FOXBOROUGH, Mass. – Tight end Clay Harbor enters his seventh NFL season in 2016, which means he’s seen plenty of teammates lost to injuries. But that doesn’t make it any easier to accept.

Such was the case last Wednesday when Harbor watched fellow tight end Michael Williams sustain a torn ACL during a minicamp practice when Williams planted and his left leg gave out.

“It’s tough, especially for a guy like Michael, who is hard-working; you see him in the weight room every day. He studies and does everything right,” Harbor said. “It’s just a bad break. That’s how it happens sometimes and our prayers go out to him and his family. I know Mike is going to work hard to recover and become better some way out of it. It’s tough, it’s part of football, but it’s always hard to see.”

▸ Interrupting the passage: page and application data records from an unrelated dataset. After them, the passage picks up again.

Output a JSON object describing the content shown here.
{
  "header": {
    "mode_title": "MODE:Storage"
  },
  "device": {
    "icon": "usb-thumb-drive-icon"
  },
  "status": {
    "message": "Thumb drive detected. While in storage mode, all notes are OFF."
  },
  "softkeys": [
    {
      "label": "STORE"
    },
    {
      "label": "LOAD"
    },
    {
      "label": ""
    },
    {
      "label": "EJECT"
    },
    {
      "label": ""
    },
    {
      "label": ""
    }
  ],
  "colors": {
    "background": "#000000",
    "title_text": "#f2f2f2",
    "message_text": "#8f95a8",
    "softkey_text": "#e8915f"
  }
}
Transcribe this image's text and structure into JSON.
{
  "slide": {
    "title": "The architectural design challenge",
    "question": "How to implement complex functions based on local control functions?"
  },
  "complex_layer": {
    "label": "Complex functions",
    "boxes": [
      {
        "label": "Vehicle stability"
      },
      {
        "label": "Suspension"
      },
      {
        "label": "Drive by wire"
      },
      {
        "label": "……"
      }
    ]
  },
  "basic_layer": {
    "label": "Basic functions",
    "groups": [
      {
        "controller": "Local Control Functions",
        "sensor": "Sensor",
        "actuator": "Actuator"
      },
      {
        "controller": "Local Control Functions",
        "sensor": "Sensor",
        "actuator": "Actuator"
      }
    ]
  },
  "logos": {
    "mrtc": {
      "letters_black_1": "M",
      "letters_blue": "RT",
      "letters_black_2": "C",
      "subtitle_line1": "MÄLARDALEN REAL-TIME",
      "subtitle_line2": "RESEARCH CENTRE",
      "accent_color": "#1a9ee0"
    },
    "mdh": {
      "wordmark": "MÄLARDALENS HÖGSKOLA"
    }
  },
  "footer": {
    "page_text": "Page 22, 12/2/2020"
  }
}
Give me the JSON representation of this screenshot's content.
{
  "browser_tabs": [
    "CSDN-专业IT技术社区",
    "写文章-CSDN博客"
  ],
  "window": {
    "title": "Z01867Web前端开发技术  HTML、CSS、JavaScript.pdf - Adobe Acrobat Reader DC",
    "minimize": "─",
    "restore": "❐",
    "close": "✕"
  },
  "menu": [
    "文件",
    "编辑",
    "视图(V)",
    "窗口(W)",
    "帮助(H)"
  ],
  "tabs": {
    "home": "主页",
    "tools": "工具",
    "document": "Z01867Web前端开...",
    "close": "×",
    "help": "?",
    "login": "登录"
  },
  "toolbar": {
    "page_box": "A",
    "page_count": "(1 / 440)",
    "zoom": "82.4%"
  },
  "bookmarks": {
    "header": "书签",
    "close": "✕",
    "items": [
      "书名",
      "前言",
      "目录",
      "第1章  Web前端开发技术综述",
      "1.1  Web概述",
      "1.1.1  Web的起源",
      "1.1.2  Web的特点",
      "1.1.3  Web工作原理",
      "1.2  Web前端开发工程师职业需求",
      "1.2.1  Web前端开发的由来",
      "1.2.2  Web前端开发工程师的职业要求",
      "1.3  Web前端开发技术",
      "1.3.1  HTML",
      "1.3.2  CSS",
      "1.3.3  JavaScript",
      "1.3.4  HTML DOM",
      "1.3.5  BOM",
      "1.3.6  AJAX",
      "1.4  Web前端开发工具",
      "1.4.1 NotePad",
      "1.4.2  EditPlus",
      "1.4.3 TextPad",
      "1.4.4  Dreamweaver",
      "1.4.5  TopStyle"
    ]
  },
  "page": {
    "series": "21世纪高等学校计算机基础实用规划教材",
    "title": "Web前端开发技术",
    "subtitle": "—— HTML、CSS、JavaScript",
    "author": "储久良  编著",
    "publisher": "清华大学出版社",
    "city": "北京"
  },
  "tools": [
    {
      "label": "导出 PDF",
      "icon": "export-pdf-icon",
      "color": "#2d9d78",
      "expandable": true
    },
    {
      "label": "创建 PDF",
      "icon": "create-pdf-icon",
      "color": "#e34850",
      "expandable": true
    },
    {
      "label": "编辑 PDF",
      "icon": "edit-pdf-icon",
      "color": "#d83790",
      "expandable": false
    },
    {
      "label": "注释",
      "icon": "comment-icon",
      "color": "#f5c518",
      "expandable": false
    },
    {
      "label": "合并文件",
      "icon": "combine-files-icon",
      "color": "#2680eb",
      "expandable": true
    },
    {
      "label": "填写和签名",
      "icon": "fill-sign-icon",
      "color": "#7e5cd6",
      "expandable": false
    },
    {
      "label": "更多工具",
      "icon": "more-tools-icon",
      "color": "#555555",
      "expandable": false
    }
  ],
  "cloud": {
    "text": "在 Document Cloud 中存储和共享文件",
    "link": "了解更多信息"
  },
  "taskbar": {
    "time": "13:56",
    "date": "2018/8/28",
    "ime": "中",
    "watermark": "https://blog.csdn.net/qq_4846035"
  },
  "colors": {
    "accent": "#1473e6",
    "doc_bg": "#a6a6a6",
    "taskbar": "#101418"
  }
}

One of the trickle-down effects of Williams’ injury is that Harbor, 28, could find himself in a better position to ultimately stick on the New England Patriots’ final 53-man roster.

In one recent practice, he split off to a side field with quarterback Tom Brady and fellow tight end Martellus Bennett as they worked on routes into the end zone, which reflected how he's currently closer to the top of the depth chart than the bottom.

The 6-foot-3, 250-pound Harbor fits a different profile than the two top tight ends on the depth chart, Rob Gronkowski (6-foot-6, 265 pounds) and Bennett (6-6, 273). He was used in a variety of roles over his last three seasons with the Jacksonville Jaguars, including at fullback.

“He’s a versatile guy, done a lot of different things,” coach Bill Belichick said, also noting Harbor’s experience in the kicking game. “Professional. Works hard.”

Harbor entered the NFL as a fourth-round draft choice of the Philadelphia Eagles in 2010 out of Missouri State, and has 111 career receptions for 1,151 yards and eight touchdowns. He remembers speaking with the Patriots at the combine, but other than that there wasn’t a strong connection with the organization prior to this offseason, when the Patriots signed him to a two-year deal that could be worth up to $4 million, and included a $400,000 signing bonus.

“There were other options out there, pretty similar monetary values. What it came down to was pretty much the opportunity to play at such a storied and great franchise, to play for some of the best coaches in the league, to be able to play with some of the best players in the league. And to just win,” he said.

“I love the places I’ve been, but we haven’t had the best of luck as far as winning and I’d like to, as my career grows older going into year seven, it’s really about winning and where I have the best option to do that.”

Over three years with the Eagles and another three with the Jaguars, Harbor has experienced one winning season in the NFL (a 10-6 campaign as a rookie with the Eagles) as his teams have posted an overall record of 34-62.

Entering the final week of organized team activities in New England, Harbor has liked the fit to this point.

“They have that reputation as a hard-working, very professional, business-oriented organization. It didn’t disappoint. It’s a great place to work, a great climate to learn and to get better,” he said. “Everyone is going to push themselves and compete. That’s what we’ve been doing out here.”